With the summer of 2012 coming to a close, it’s a good time to look at your tax payments you’ve made this year and see if you’re likely to accrue a tax liability for this year or not.
You should act soon to adjust yor tax withholding to bring the taxes you must pay closer to what you actually owe. If you’re ahead of schedule in terms of payments for the year, then you can reduce your withholding and actually keep more of your paycheck for the rest of the year.
Most people have taxes withheld from each paycheck or pay taxes on a quarterly basis through estimated tax payments. Each year millions of American workers have far more taxes withheld from their pay than is required. Many people anxiously wait for their tax refunds to make major purchases or pay their financial obligations. It is best, however, to not tie major financial decisions to your anticipated refund — especially if you owe back taxes for previous years, because the IRS is simply going to keep that refund, even if you filed an Offer in Compromise this year.
Here is some information to help bring the taxes you pay during the year closer to what you will actually owe when you file your tax return.
New Job? When you start a new job your employer will ask you to complete Form W-4, Employee’s Withholding Allowance Certificate. Your employer will use this form to figure the amount of federal income tax to withhold from your paychecks. Be sure to complete the Form W-4 accurately.

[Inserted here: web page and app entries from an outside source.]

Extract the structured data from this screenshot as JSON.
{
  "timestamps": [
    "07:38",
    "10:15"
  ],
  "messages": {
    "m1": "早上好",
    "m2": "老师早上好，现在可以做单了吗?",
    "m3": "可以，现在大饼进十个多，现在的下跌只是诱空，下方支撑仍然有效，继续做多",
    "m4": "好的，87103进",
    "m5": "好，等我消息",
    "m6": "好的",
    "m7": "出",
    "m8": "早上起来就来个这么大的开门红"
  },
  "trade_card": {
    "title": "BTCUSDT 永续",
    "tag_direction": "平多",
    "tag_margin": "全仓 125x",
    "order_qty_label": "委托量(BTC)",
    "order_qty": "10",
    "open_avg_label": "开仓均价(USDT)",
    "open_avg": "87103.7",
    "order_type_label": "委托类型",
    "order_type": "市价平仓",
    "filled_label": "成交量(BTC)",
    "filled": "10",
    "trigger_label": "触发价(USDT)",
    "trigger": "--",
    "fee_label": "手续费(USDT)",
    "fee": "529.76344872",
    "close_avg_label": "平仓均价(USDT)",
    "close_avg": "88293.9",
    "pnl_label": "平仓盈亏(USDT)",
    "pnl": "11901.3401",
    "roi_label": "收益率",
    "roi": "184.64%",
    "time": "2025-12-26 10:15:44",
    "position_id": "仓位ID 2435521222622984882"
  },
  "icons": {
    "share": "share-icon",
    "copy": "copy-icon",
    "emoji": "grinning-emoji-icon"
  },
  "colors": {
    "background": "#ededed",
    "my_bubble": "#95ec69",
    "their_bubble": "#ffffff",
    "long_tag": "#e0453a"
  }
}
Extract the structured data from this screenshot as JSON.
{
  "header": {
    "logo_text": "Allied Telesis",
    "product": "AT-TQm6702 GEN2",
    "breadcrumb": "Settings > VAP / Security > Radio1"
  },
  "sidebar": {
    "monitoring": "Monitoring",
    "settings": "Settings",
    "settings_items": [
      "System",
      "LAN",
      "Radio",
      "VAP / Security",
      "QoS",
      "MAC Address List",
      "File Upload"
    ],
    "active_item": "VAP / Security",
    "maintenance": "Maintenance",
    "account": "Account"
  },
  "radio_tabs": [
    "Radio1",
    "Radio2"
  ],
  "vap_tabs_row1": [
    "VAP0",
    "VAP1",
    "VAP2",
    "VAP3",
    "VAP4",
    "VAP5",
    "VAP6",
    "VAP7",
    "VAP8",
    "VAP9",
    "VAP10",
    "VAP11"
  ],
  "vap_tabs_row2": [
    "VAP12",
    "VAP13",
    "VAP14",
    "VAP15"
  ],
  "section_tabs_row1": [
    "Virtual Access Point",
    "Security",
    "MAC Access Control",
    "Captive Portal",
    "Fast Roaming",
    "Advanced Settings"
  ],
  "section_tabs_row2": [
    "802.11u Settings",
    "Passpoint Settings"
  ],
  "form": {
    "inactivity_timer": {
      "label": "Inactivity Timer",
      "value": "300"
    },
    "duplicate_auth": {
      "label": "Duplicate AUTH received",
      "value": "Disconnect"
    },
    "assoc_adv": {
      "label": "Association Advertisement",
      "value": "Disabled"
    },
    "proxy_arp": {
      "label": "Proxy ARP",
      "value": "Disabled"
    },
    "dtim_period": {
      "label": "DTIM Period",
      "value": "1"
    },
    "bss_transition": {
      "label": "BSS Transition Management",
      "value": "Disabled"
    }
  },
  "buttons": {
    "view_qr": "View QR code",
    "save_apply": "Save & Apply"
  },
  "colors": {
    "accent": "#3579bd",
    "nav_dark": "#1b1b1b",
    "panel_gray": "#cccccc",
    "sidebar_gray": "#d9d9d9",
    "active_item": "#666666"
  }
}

Life Event? You may want to change your Form W-4 when certain life events happen to you during the year. Examples of events in your life that can change the amount of taxes you owe include a change in your marital status, the birth of a child, getting or losing a job, and purchasing a home. Keep your Form W-4 up-to-date.
You typically can submit a new Form W–4 at anytime you wish to change the number of your withholding allowances. However, if your life event results in the need to decrease your withholding allowances or changes your marital status from married to single, you must give your employer a new Form W-4 within 10 days of that life event.
If you need help determining how many exemptions to claim on your new W-4, feel free to get in touch with me.
Form 1040-ES: If you are self-employed and expect to owe a thousand dollars or more in taxes for the year, then you normally must make estimated tax payments to pay your income tax, Social Security and Medicare taxes. You can use the worksheet in Form 1040-ES, Estimated Tax for Individuals, to find out if you are required to pay estimated tax on a quarterly basis. Remember to make estimated payments to avoid owing taxes at tax time.
Again, if you need help determining the estimated tax payments you should be making in order to avoid a big tax bill, along with penalties and interest in 2013, please get in touch with me and I’ll help you with that.